The Supreme Court has held that the federal government can pass a tax (or other law) that applies incidentally to state governments — as long as it applies generally to everyone and doesn’t violate the “dual sovereignty” of the states by interfering with the states’ core functions. So the federal minimum wage applies to state employees, and the federal government can impose payroll taxes that apply to state employees — because those measures apply to all employers, whether public or private. But the federal government can’t tax or regulate states as states by passing laws that apply principally (rather than incidentally) to them. It can’t pass a law that says: “A tax is hereby imposed on the budget of every state in the amount of x.” That, according to the Supreme Court, would violate the states’ reserved sovereignty.
The problem with the forced state reimbursement of the insurance-provider tax for Medicaid MCOs is that it forces states to subsidize the insurance providers in ways not contemplated in the Medicaid agreements. States had no notice of this expense, until a private board exercising powers delegated by Congress imposed it on them. Under federal rules, states are specifically commanded — as states — to pay this tax. And that is so close to being a tax on state government that it makes no difference, and it’s imposed by a private party, no less.The amount of money involved in the MCO tax fiasco is not great. It has cost the Wisconsin only about $23 million so far. But there’s a principle at stake. And the law’s proponents act is if that principle — which is nothing less than the constitutionally guaranteed autonomy of the states — was a totally irrelevant bit of ideological fluff.
These dramatically differing perceptions of how constitutional government is supposed to work go a long ways toward explaining the sorry state of our national conversation. Let’s hope that more mutual understanding will bring a better conversation soon. In the meantime, to borrow a phrase, the myopia of Obamacare proponents is not lost on the law’s critics.
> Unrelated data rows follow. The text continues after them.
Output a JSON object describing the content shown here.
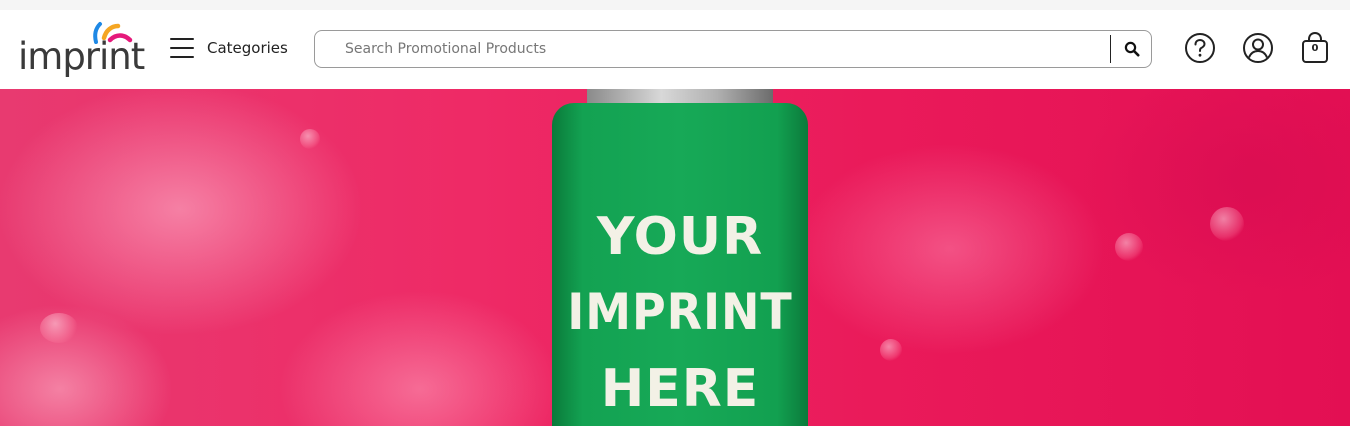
{
  "brand": {
    "logo_text": "imprint",
    "colors": {
      "blue": "#1e88e5",
      "orange": "#f5a623",
      "magenta": "#e5197a"
    }
  },
  "nav": {
    "categories_label": "Categories"
  },
  "search": {
    "placeholder": "Search Promotional Products",
    "value": ""
  },
  "header_icons": {
    "help": "question-circle-icon",
    "account": "user-circle-icon",
    "cart": "shopping-bag-icon",
    "cart_count": "0"
  },
  "hero": {
    "line1": "YOUR",
    "line2": "IMPRINT",
    "line3": "HERE",
    "background_color": "#ea1a5a",
    "product_color": "#17a957"
  }
}
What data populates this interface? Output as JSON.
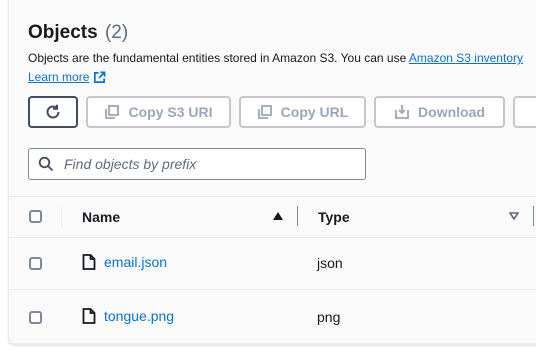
{
  "header": {
    "title": "Objects",
    "count": "(2)",
    "description_prefix": "Objects are the fundamental entities stored in Amazon S3. You can use ",
    "description_link": "Amazon S3 inventory",
    "learn_more": "Learn more"
  },
  "toolbar": {
    "copy_s3_uri": "Copy S3 URI",
    "copy_url": "Copy URL",
    "download": "Download"
  },
  "search": {
    "placeholder": "Find objects by prefix"
  },
  "table": {
    "columns": {
      "name": "Name",
      "type": "Type"
    },
    "rows": [
      {
        "name": "email.json",
        "type": "json"
      },
      {
        "name": "tongue.png",
        "type": "png"
      }
    ]
  },
  "colors": {
    "link": "#0972d3",
    "text": "#16191f",
    "disabled": "#9ba7b6"
  }
}
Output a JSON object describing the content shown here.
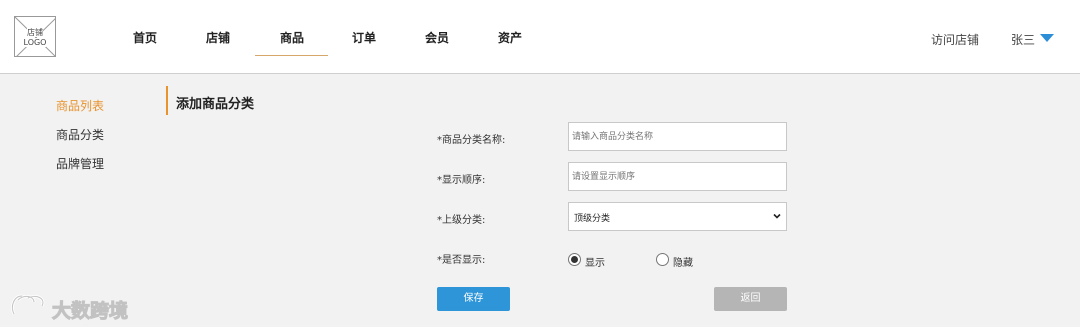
{
  "header": {
    "logo_text": "店铺\nLOGO",
    "nav": [
      {
        "label": "首页"
      },
      {
        "label": "店铺"
      },
      {
        "label": "商品"
      },
      {
        "label": "订单"
      },
      {
        "label": "会员"
      },
      {
        "label": "资产"
      }
    ],
    "active_nav": "商品",
    "visit_store": "访问店铺",
    "user_name": "张三"
  },
  "sidebar": {
    "items": [
      {
        "label": "商品列表",
        "active": true
      },
      {
        "label": "商品分类",
        "active": false
      },
      {
        "label": "品牌管理",
        "active": false
      }
    ]
  },
  "form": {
    "title": "添加商品分类",
    "name_label": "*商品分类名称:",
    "name_placeholder": "请输入商品分类名称",
    "order_label": "*显示顺序:",
    "order_placeholder": "请设置显示顺序",
    "parent_label": "*上级分类:",
    "parent_value": "顶级分类",
    "visible_label": "*是否显示:",
    "visible_options": [
      {
        "label": "显示",
        "selected": true
      },
      {
        "label": "隐藏",
        "selected": false
      }
    ],
    "save_label": "保存",
    "back_label": "返回"
  },
  "watermark": {
    "text": "大数跨境"
  },
  "colors": {
    "accent_orange": "#e8932d",
    "primary_blue": "#2d95d8",
    "disabled_gray": "#b5b5b5"
  }
}
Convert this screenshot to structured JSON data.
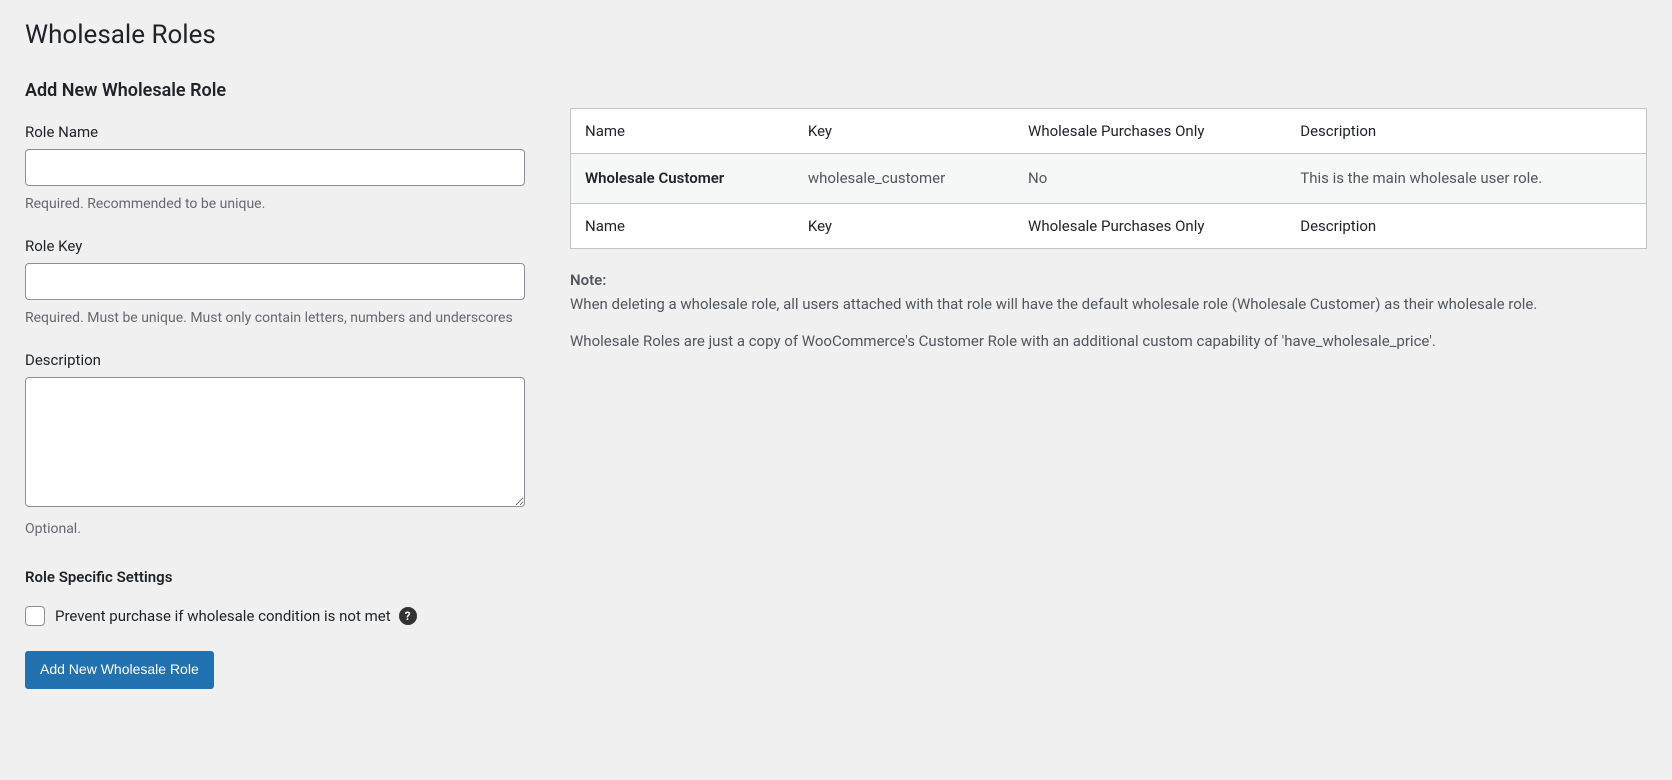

— Mario Loyola is a contributing editor to National Review and a senior fellow at the Wisconsin Institute for Law and Liberty. John Daniel Davidson is director of the Center for Health Care Policy at the Texas Public Policy Foundation.